Publication Type:
Thesis
Issue Date:
2005
Full metadata record
Files in This Item:
Filename Description Size
01Front.pdf7.86 MB
Adobe PDF
02Whole.pdf58.89 MB
Adobe PDF
NO FULL TEXT AVAILABLE. Access is restricted indefinitely. ----- Sustainable management of groundwater resources is of vital importance in relation to food security, health and the growing demands being placed on already stressed groundwater systems by the world's Mega cities. The development and calibration of the Lower Murray groundwater model was undertaken to estimate sustainable yield. The sustainable yield estimated from the water balance for the Shepparton aquifer is 61 GL/yr and for the Calivil/Remark is 82 GL/yr. These estimates together with the evaluation of sustained groundwater pumping scenarios were used to provide guidance for Resource Managers on improving the management of the groundwater resource. The development and application of simulation and optimisation techniques for management of shallow groundwater in the Wakool Irrigation District in the Murray Region of New South Wales is demonstrated, in particular the embedding approach. Management of high watertables in irrigated regions is one of the key factors in ensuring the sustainability of agricultural production and for minimising the adverse impacts of salinisation of our land and water resources. The development of PUMPMAN, a novel and elegant approach for managing shallow watertables is used to determine optimal pumping rates for maintaining piezometric levels at or below a critical depth below the soil surface.
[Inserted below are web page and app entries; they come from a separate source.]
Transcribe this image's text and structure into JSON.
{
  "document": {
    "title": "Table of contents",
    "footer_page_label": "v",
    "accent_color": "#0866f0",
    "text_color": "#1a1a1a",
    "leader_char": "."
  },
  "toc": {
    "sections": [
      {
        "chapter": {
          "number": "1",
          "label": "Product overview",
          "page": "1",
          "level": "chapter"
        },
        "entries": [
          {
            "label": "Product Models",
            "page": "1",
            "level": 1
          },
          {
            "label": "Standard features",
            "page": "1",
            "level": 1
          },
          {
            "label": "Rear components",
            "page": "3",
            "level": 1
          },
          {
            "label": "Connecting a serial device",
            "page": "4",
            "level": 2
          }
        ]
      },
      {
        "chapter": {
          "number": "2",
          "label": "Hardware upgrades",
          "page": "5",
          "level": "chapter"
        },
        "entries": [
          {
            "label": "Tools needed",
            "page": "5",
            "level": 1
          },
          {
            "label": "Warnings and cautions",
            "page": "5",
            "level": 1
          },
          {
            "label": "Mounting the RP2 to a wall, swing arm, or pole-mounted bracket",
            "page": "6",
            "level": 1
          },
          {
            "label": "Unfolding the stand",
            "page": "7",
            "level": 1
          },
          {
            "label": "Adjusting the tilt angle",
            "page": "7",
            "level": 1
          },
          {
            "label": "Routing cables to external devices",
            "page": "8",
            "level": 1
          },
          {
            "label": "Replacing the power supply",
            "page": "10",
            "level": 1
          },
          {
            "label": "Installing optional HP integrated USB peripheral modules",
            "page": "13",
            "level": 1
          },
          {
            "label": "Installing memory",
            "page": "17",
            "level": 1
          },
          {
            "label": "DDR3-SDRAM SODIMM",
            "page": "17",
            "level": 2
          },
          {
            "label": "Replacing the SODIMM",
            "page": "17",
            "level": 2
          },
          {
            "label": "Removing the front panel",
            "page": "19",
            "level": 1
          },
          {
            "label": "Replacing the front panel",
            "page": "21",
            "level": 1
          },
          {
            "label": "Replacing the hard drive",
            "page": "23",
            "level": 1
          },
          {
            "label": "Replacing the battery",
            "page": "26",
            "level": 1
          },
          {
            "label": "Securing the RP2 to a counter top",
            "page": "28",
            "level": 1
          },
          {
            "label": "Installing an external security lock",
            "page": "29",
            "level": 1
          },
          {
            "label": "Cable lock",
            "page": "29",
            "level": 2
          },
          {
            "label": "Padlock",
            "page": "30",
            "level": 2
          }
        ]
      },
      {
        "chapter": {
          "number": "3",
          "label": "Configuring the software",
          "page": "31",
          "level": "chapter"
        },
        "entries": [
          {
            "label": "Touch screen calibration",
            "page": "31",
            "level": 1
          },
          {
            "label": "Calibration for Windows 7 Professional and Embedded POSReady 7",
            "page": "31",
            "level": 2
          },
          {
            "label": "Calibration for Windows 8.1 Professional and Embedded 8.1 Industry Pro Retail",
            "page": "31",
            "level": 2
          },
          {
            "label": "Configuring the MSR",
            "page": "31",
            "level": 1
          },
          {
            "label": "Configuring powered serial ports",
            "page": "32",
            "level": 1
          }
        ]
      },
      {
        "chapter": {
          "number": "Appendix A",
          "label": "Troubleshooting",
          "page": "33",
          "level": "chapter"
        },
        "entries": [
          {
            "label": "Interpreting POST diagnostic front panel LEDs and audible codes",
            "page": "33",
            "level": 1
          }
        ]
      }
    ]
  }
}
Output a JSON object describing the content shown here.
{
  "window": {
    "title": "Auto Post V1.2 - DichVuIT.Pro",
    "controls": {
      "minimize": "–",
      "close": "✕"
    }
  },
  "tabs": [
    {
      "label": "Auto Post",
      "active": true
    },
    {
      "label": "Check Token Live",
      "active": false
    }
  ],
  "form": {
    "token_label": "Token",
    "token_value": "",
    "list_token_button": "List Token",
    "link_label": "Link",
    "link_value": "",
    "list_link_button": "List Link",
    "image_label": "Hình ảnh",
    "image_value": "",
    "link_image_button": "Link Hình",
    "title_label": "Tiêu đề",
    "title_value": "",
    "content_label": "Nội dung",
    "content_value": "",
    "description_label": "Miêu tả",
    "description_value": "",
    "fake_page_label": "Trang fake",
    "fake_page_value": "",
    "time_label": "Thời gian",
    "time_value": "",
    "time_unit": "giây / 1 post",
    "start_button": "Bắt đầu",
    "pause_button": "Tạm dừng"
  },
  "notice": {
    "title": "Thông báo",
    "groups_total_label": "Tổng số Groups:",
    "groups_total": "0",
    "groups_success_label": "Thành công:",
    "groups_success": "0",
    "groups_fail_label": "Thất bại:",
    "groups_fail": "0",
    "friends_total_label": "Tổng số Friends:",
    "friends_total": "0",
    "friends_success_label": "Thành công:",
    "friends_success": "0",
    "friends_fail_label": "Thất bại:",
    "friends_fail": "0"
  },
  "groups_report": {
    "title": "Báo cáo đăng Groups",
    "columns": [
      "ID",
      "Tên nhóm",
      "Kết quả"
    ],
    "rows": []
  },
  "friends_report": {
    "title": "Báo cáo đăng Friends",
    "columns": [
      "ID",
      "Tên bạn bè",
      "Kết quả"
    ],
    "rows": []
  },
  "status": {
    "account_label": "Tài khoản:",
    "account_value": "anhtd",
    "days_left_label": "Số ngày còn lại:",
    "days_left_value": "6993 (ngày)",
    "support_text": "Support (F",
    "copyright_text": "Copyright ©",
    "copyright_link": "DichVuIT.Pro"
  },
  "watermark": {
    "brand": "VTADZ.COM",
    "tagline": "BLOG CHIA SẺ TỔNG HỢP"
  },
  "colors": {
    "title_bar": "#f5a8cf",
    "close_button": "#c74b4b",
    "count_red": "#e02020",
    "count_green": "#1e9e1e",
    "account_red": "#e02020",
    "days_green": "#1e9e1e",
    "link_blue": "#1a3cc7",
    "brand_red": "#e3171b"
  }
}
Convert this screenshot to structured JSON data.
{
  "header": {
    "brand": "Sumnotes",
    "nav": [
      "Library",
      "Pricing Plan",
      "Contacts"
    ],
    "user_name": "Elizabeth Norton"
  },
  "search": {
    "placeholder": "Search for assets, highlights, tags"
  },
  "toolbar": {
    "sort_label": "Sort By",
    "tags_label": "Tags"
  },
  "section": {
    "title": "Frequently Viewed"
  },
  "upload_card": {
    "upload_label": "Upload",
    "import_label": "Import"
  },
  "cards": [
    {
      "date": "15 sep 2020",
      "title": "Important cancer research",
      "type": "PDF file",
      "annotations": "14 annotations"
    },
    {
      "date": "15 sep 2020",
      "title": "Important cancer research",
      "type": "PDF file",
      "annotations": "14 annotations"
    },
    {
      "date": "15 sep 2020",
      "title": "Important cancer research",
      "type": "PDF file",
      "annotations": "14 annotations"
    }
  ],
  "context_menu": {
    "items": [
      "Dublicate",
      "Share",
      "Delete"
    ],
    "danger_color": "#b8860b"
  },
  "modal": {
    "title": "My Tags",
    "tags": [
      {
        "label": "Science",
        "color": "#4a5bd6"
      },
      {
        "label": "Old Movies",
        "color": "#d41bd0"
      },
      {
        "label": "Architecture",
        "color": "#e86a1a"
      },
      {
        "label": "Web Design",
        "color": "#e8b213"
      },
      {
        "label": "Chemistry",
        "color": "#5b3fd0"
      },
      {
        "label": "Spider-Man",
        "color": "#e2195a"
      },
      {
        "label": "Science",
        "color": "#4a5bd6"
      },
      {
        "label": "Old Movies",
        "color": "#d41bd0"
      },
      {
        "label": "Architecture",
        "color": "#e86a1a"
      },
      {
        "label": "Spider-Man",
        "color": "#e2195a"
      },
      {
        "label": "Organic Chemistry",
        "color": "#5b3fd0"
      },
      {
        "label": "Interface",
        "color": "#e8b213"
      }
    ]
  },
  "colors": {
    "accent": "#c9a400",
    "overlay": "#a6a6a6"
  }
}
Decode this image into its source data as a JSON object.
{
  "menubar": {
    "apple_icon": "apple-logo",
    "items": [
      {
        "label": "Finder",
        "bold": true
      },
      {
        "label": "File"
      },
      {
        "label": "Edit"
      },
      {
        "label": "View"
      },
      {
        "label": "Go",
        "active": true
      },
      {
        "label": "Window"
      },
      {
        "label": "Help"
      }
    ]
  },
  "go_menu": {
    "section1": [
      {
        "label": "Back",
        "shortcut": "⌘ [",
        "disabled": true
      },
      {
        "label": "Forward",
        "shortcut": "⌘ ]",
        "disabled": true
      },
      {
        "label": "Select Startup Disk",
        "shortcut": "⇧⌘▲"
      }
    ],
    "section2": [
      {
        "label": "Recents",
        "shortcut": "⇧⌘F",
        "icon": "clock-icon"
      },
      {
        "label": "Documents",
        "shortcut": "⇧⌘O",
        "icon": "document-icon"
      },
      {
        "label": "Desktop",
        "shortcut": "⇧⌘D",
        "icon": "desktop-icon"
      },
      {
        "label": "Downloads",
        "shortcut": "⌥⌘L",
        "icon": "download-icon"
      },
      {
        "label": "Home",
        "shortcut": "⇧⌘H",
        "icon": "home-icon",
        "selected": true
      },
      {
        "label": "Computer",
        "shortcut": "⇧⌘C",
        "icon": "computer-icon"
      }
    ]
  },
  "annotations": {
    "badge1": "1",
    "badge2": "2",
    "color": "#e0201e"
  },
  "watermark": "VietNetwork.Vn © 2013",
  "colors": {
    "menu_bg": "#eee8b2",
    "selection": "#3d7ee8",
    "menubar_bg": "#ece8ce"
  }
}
Optimisation of the scheme was shown to reduce the potential of water-logging and salinisation in the Wakool Irrigation District, reduce electricity costs for the pumping scheme, and reduce the volume of saline groundwater for disposal. The development of PUMPSITE builds on the optimisation approach to develop a methodology for siting pumps. PUMPSITE is applied to the Wakool Irrigation District to enhance the effectiveness of the scheme by determining where additional pumps need to be located to control rising watertables. Optimum pumping locations would allow better control of the shallow watertable and reduce the cost of operating the scheme by eliminating sites where pumps are not required with the added benefit of reducing the likelihood of excess volumes of saline groundwater for disposal. Both PUMPMAN and PUMPSITE are generic optimisation tools that can be applied to irrigation districts in Australia and also in many of the world's irrigated regions which are affected by high watertables and where tubewells need to be located to control shallow watertables such as in Pakistan, India, China and Egypt. A completely new concept is introduced for managing aquifers using Sustainability Bands which is based on the famous Bollinger Bands a widely used tool in the financial markets, and one that is well known by many traders and stock brokers. Also discussed is the emerging use of indexes and indicators to manage water resources, and the development of the Relative Stress Indicator (RSI) and the Aquifer Stress Index (ASI) to characterise the level of stress in an aquifer. The ASI allows the spatial distribution of stress at various locations in an aquifer to be evaluated during discreet planning periods.
Please use this identifier to cite or link to this item: